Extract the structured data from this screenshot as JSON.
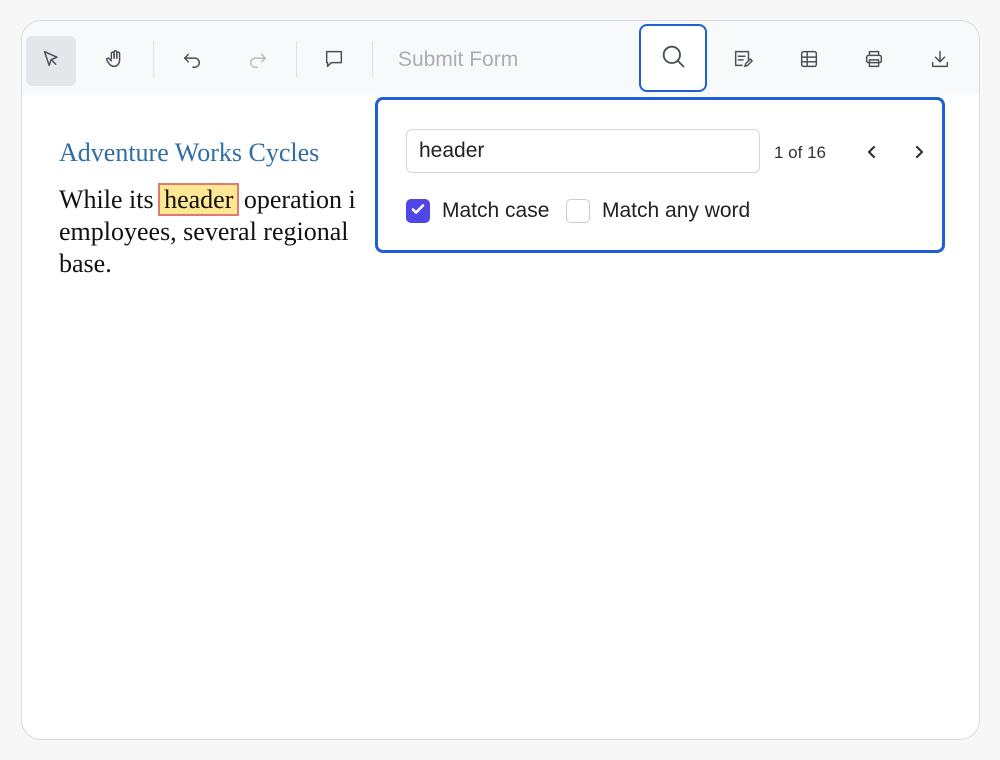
{
  "toolbar": {
    "items": [
      {
        "name": "select-tool",
        "icon": "pointer-icon"
      },
      {
        "name": "pan-tool",
        "icon": "hand-icon"
      },
      {
        "name": "undo",
        "icon": "undo-icon"
      },
      {
        "name": "redo",
        "icon": "redo-icon"
      },
      {
        "name": "comment",
        "icon": "comment-icon"
      },
      {
        "name": "search",
        "icon": "search-icon"
      },
      {
        "name": "annotate",
        "icon": "edit-annotation-icon"
      },
      {
        "name": "form-fields",
        "icon": "form-fields-icon"
      },
      {
        "name": "print",
        "icon": "printer-icon"
      },
      {
        "name": "download",
        "icon": "download-icon"
      }
    ],
    "submit_form_label": "Submit Form"
  },
  "document": {
    "title": "Adventure Works Cycles",
    "text_before": " While its ",
    "highlight": "header",
    "text_after": " operation i",
    "line2": "employees, several regional",
    "line3": "base."
  },
  "find": {
    "query": "header",
    "match_count": "1 of 16",
    "match_case_label": "Match case",
    "match_case_checked": true,
    "match_any_word_label": "Match any word",
    "match_any_word_checked": false
  },
  "colors": {
    "accent": "#1f5fd6",
    "checkbox": "#4f46e5",
    "highlight": "#fde792",
    "highlight_border": "#e07a72",
    "title": "#2f6ea5"
  }
}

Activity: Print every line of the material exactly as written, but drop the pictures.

Answer for this exercise:
Extract the structured data from this screenshot as JSON.
{
  "toolbar": {
    "items": [
      {
        "name": "select-tool",
        "icon": "pointer-icon"
      },
      {
        "name": "pan-tool",
        "icon": "hand-icon"
      },
      {
        "name": "undo",
        "icon": "undo-icon"
      },
      {
        "name": "redo",
        "icon": "redo-icon"
      },
      {
        "name": "comment",
        "icon": "comment-icon"
      },
      {
        "name": "search",
        "icon": "search-icon"
      },
      {
        "name": "annotate",
        "icon": "edit-annotation-icon"
      },
      {
        "name": "form-fields",
        "icon": "form-fields-icon"
      },
      {
        "name": "print",
        "icon": "printer-icon"
      },
      {
        "name": "download",
        "icon": "download-icon"
      }
    ],
    "submit_form_label": "Submit Form"
  },
  "document": {
    "title": "Adventure Works Cycles",
    "text_before": " While its ",
    "highlight": "header",
    "text_after": " operation i",
    "line2": "employees, several regional",
    "line3": "base."
  },
  "find": {
    "query": "header",
    "match_count": "1 of 16",
    "match_case_label": "Match case",
    "match_case_checked": true,
    "match_any_word_label": "Match any word",
    "match_any_word_checked": false
  },
  "colors": {
    "accent": "#1f5fd6",
    "checkbox": "#4f46e5",
    "highlight": "#fde792",
    "highlight_border": "#e07a72",
    "title": "#2f6ea5"
  }
}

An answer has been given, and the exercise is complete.